TASK REQUIREMENTS: Within the entries that follow, show each line where the word "this" occurs.

GIVEN DATA:
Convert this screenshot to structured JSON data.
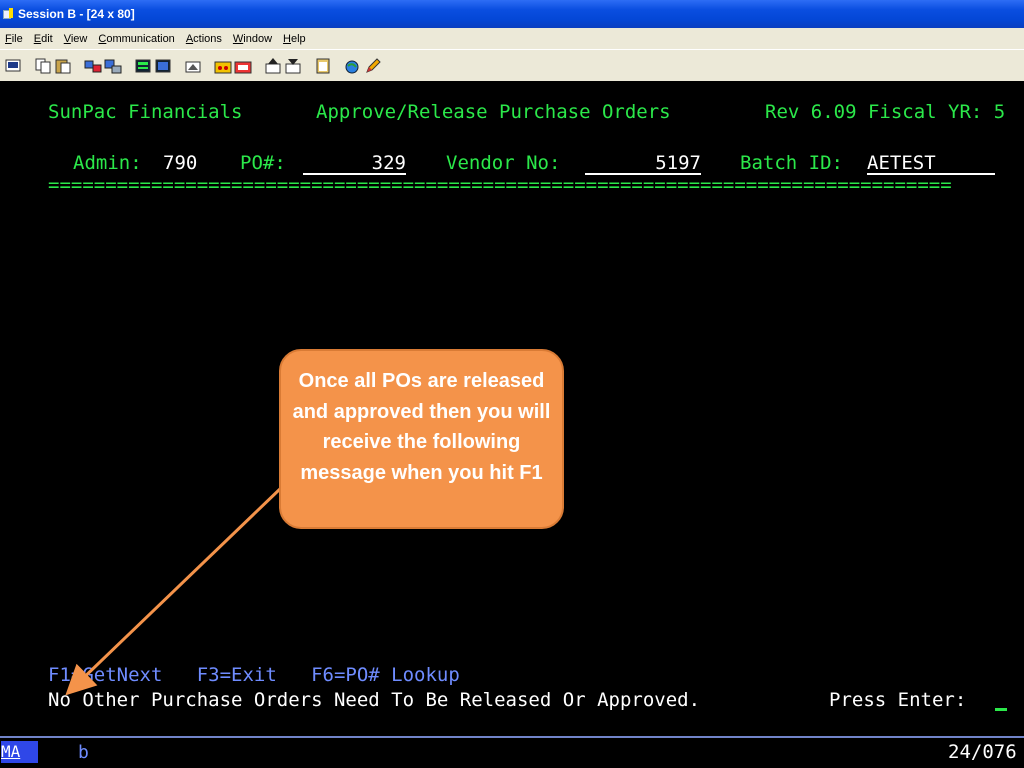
{
  "window": {
    "title": "Session B - [24 x 80]"
  },
  "menu": {
    "items": [
      {
        "u": "F",
        "rest": "ile"
      },
      {
        "u": "E",
        "rest": "dit"
      },
      {
        "u": "V",
        "rest": "iew"
      },
      {
        "u": "C",
        "rest": "ommunication"
      },
      {
        "u": "A",
        "rest": "ctions"
      },
      {
        "u": "W",
        "rest": "indow"
      },
      {
        "u": "H",
        "rest": "elp"
      }
    ]
  },
  "terminal": {
    "header": {
      "company": "SunPac Financials",
      "screen_title": "Approve/Release Purchase Orders",
      "rev": "Rev 6.09 Fiscal YR: 5"
    },
    "fields": {
      "admin_label": "Admin:",
      "admin_value": "790",
      "po_label": "PO#:",
      "po_value": "329",
      "vendor_label": "Vendor No:",
      "vendor_value": "5197",
      "batch_label": "Batch ID:",
      "batch_value": "AETEST"
    },
    "separator": "===============================================================================",
    "function_keys": "F1=GetNext   F3=Exit   F6=PO# Lookup",
    "message": "No Other Purchase Orders Need To Be Released Or Approved.",
    "prompt": "Press Enter:"
  },
  "callout": {
    "text": "Once all POs are released and approved then you will receive the following message when you hit F1",
    "color": "#f4934a"
  },
  "status": {
    "mode": "MA",
    "session": "b",
    "cursor_pos": "24/076"
  }
}
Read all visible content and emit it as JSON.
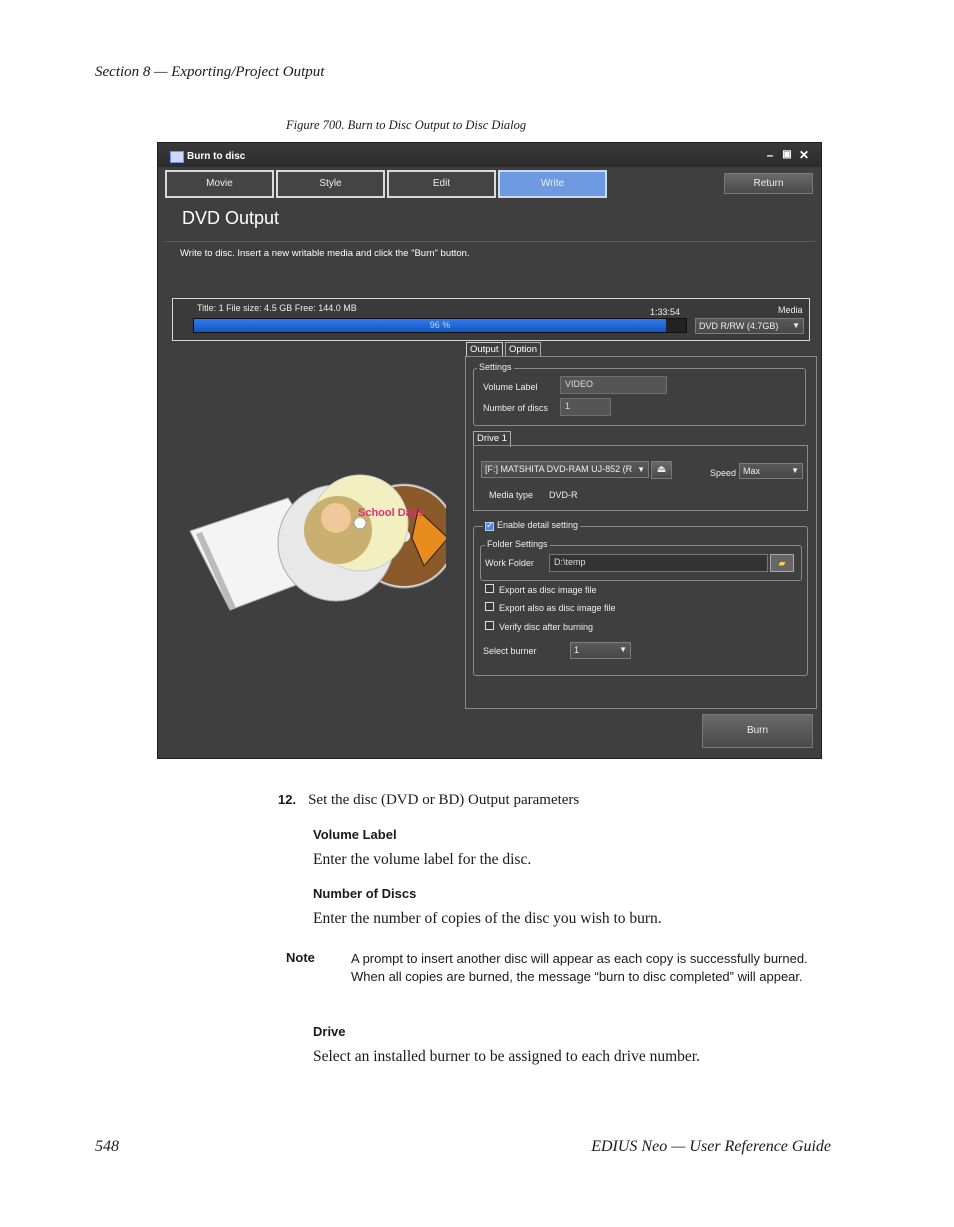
{
  "header": {
    "section": "Section 8 — Exporting/Project Output"
  },
  "figure_caption": "Figure 700.  Burn to Disc Output to Disc Dialog",
  "dialog": {
    "title": "Burn to disc",
    "tabs": [
      "Movie",
      "Style",
      "Edit",
      "Write"
    ],
    "active_tab": "Write",
    "return_label": "Return",
    "heading": "DVD Output",
    "message": "Write to disc. Insert a new writable media and click the \"Burn\" button.",
    "info": "Title: 1   File size: 4.5 GB   Free: 144.0 MB",
    "time": "1:33:54",
    "progress_label": "96 %",
    "progress": 0.96,
    "media_label": "Media",
    "media_value": "DVD R/RW (4.7GB)",
    "panel_tabs": [
      "Output",
      "Option"
    ],
    "settings_group": "Settings",
    "volume_label_label": "Volume Label",
    "volume_label_value": "VIDEO",
    "num_discs_label": "Number of discs",
    "num_discs_value": "1",
    "drive_tab": "Drive 1",
    "drive_value": "[F:] MATSHITA DVD-RAM UJ-852 (R",
    "speed_label": "Speed",
    "speed_value": "Max",
    "media_type_label": "Media type",
    "media_type_value": "DVD-R",
    "enable_detail": "Enable detail setting",
    "folder_settings": "Folder Settings",
    "work_folder_label": "Work Folder",
    "work_folder_value": "D:\\temp",
    "export_image": "Export as disc image file",
    "export_also": "Export also as disc image file",
    "verify": "Verify disc after burning",
    "select_burner_label": "Select burner",
    "select_burner_value": "1",
    "burn_label": "Burn",
    "disc_graphic_text": "School Days"
  },
  "content": {
    "step_num": "12.",
    "step_text": "Set the disc (DVD or BD) Output parameters",
    "h1": "Volume Label",
    "p1": "Enter the volume label for the disc.",
    "h2": "Number of Discs",
    "p2": "Enter the number of copies of the disc you wish to burn.",
    "note_label": "Note",
    "note_text": "A prompt to insert another disc will appear as each copy is successfully burned. When all copies are burned, the message “burn to disc completed” will appear.",
    "h3": "Drive",
    "p3": "Select an installed burner to be assigned to each drive number."
  },
  "footer": {
    "page": "548",
    "title": "EDIUS Neo  —  User Reference Guide"
  }
}
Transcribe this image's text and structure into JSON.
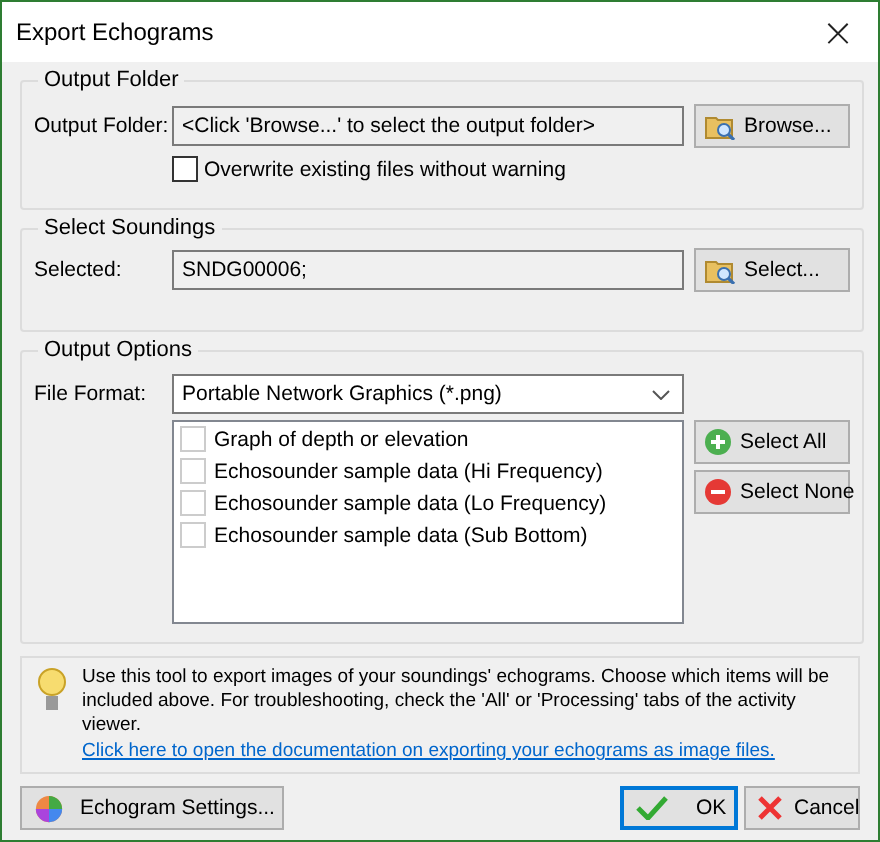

ANSWER TO THE EXERCISE:
Convert this screenshot to structured JSON data.
Transcribe this image's text and structure into JSON.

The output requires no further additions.